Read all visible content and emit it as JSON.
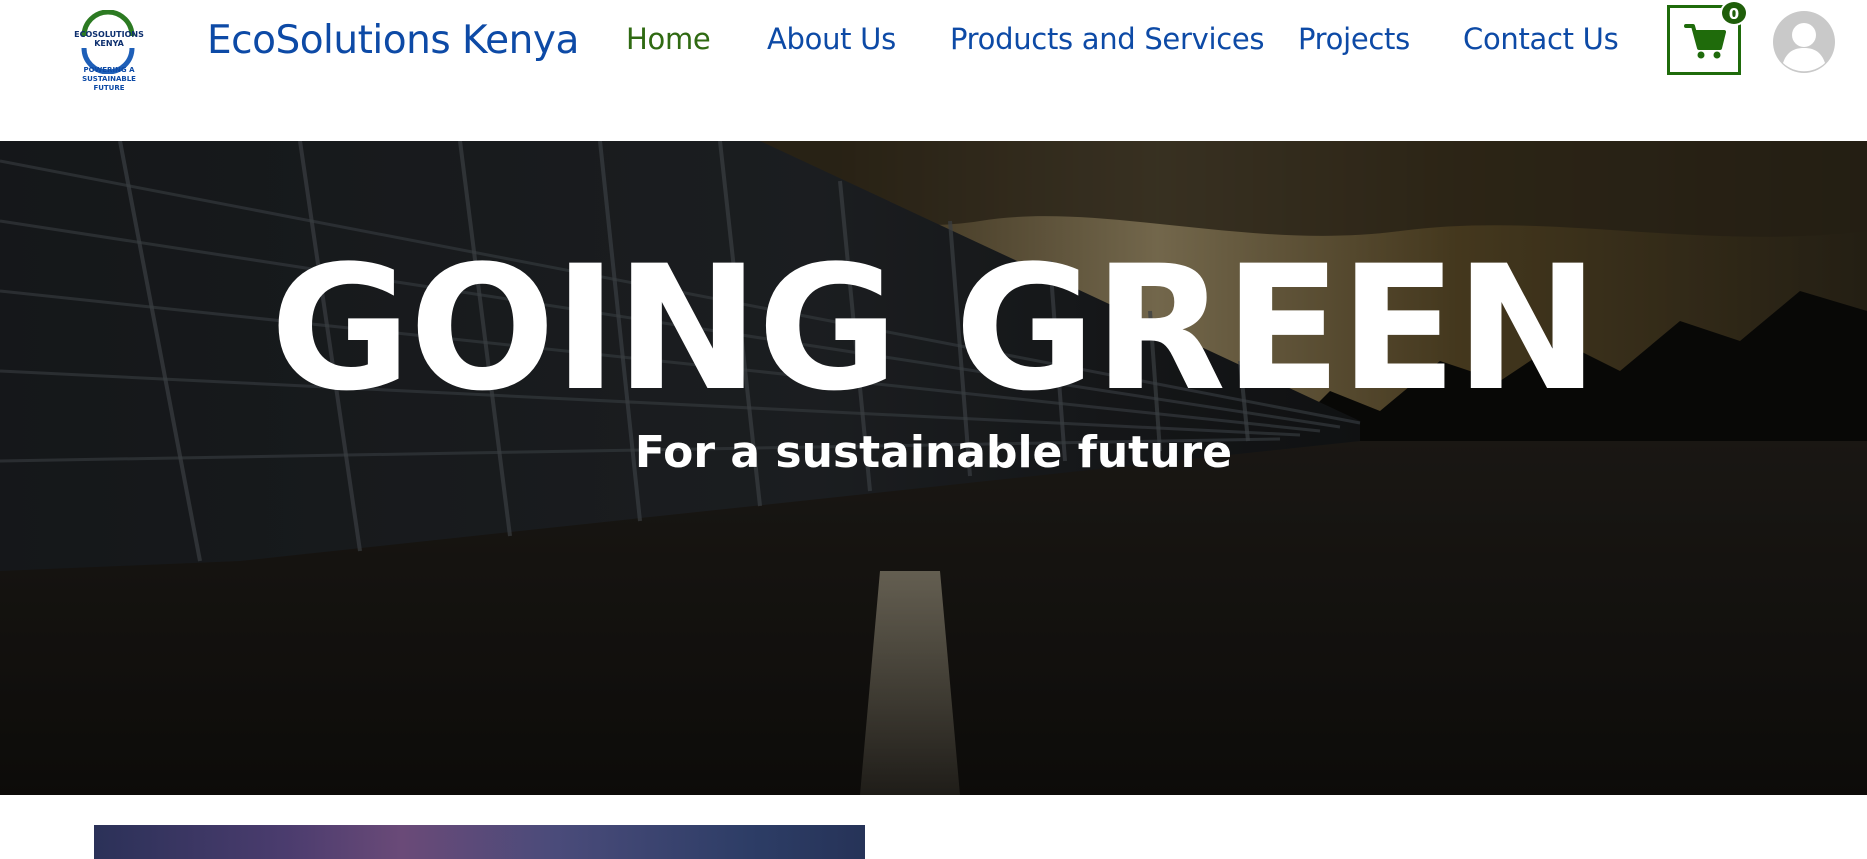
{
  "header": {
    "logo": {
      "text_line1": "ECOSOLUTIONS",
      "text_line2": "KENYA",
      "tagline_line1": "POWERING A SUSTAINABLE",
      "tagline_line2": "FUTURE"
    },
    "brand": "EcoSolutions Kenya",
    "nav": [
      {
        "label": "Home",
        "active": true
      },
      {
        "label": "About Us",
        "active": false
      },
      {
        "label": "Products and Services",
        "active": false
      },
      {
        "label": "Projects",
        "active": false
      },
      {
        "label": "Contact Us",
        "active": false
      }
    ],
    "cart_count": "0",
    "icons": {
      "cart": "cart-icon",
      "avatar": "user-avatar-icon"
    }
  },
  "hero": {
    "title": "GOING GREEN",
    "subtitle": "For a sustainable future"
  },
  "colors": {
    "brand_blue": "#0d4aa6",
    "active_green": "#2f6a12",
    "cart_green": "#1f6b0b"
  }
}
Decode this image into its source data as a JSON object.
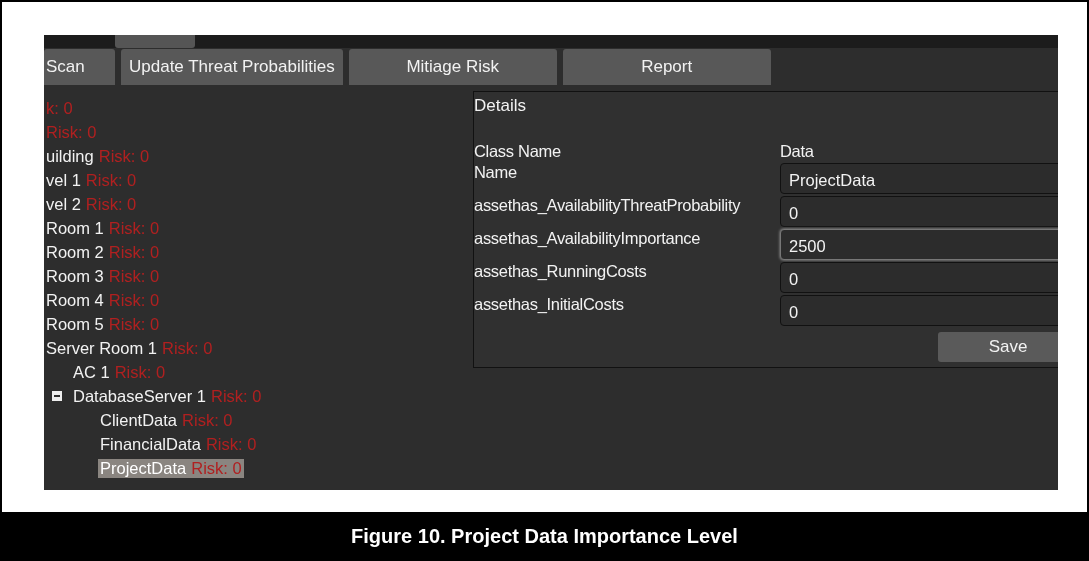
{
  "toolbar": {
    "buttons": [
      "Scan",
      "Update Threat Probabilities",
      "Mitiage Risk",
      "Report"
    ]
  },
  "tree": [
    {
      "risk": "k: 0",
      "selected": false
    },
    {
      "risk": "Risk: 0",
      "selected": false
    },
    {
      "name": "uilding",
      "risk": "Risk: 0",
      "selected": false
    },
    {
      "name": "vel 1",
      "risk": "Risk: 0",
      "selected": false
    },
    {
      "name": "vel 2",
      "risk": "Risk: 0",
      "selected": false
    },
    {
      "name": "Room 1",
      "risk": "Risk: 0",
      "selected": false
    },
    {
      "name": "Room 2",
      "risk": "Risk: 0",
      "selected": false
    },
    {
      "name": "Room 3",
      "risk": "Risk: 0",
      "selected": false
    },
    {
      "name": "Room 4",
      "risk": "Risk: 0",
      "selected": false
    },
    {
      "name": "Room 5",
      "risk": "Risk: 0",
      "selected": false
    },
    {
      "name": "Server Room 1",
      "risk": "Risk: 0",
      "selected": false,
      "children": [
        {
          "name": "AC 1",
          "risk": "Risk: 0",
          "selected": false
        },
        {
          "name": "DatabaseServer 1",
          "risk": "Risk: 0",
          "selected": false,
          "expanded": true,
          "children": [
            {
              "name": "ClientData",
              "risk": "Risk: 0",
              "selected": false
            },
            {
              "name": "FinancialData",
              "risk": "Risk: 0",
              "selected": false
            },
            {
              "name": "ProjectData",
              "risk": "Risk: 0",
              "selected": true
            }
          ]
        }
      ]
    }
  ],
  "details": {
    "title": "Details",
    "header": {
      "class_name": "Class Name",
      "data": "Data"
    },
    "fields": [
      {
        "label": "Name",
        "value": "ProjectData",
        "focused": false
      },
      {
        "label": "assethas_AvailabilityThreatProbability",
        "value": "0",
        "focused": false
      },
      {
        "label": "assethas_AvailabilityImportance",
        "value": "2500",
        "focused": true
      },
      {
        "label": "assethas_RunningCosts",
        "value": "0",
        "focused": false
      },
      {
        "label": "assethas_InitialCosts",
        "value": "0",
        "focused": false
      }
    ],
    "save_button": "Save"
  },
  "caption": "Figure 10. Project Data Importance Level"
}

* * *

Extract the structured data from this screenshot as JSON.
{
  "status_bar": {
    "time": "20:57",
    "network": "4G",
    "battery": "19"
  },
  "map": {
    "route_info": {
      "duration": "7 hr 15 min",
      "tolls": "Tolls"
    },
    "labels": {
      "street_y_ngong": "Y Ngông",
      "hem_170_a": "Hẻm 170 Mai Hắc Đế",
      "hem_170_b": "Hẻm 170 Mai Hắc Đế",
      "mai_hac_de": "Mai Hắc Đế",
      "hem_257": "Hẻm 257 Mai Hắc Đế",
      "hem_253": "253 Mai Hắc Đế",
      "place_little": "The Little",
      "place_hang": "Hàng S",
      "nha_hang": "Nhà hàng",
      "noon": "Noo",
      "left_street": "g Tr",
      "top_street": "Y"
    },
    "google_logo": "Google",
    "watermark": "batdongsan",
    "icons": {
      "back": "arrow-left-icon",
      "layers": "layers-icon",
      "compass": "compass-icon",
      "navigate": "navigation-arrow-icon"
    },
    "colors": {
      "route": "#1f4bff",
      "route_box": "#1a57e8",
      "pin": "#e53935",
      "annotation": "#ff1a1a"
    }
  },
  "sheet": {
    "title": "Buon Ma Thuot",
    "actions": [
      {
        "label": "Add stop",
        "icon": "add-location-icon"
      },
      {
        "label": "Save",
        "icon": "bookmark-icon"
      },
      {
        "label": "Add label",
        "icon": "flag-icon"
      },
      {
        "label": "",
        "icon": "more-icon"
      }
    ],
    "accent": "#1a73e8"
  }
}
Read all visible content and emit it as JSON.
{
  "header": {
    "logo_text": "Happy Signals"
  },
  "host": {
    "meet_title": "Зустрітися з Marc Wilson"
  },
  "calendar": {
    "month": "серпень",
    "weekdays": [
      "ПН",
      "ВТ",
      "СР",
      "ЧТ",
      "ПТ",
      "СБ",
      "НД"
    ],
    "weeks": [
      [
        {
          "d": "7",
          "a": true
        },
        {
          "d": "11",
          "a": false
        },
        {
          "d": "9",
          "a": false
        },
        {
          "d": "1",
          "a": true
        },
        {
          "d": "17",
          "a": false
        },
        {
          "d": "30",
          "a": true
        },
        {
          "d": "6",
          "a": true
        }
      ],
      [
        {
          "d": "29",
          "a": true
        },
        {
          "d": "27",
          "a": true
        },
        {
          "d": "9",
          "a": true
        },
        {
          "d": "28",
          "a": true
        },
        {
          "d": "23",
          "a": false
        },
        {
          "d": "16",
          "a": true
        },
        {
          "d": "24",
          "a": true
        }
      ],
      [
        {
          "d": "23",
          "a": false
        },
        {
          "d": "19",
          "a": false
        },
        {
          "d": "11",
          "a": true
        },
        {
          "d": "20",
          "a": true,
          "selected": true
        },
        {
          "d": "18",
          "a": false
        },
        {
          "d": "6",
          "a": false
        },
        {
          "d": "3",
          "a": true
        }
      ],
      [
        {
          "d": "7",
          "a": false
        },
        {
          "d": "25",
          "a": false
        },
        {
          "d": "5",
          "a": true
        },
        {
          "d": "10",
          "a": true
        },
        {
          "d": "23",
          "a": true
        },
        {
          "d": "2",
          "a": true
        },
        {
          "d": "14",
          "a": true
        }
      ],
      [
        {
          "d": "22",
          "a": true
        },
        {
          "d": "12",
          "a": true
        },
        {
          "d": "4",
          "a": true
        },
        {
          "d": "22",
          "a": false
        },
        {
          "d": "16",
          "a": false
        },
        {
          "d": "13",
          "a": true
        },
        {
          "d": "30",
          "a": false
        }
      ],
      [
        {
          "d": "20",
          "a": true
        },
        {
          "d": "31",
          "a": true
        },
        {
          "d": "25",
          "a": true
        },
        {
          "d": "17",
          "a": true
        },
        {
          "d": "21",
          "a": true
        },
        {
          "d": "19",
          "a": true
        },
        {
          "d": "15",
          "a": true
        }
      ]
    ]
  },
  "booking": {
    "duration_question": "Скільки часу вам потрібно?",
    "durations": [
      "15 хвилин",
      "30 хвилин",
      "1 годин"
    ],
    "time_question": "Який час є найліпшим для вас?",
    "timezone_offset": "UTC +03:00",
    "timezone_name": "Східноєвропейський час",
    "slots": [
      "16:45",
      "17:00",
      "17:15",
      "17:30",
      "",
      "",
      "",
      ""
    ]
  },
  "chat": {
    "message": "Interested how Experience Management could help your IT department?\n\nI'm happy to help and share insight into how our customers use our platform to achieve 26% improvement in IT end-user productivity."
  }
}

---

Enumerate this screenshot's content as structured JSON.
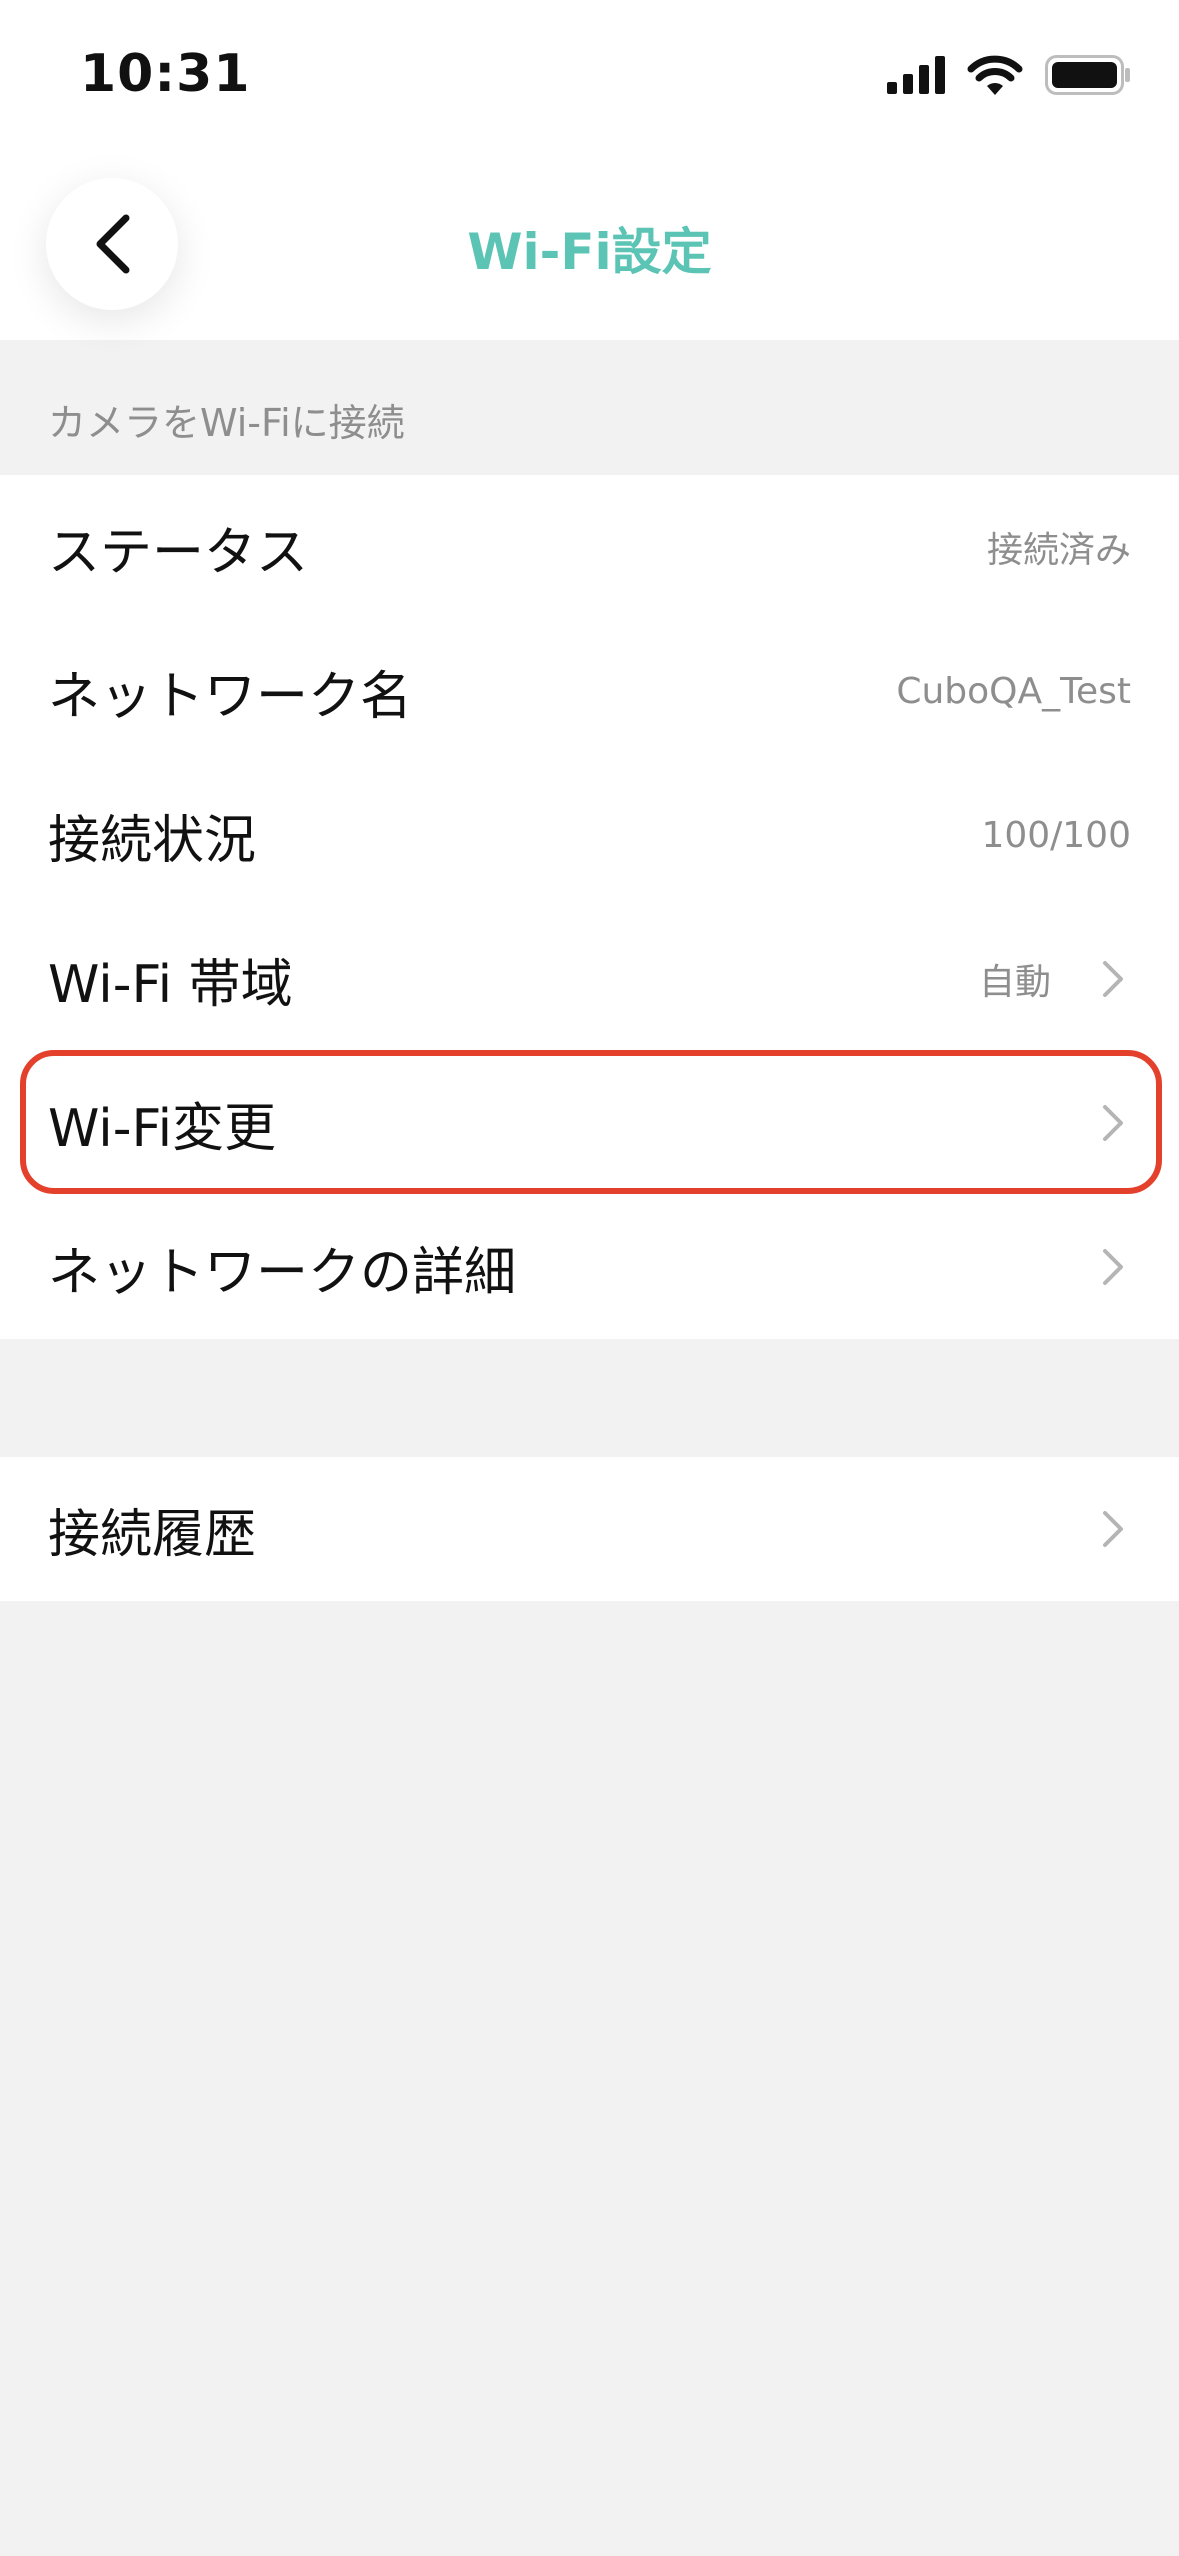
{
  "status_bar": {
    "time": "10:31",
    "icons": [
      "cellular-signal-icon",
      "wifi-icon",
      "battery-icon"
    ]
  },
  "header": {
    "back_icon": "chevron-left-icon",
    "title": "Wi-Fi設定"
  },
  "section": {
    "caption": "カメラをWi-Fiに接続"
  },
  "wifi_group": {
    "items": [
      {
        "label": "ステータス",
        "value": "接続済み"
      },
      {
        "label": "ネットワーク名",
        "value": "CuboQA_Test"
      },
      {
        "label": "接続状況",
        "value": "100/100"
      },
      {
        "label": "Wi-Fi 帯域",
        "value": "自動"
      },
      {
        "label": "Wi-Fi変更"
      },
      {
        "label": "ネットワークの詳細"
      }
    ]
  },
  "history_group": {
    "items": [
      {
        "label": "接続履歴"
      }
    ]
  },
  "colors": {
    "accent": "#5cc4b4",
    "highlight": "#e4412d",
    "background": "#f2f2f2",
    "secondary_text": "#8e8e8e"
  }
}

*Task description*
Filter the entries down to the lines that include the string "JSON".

*Solution for this problem*
Read all visible content and emit it as JSON.
Decode this image into its source data as a JSON object.
Extract the structured data from this screenshot as JSON.
Read all visible content and emit it as JSON.
Enumerate this screenshot's content as structured JSON.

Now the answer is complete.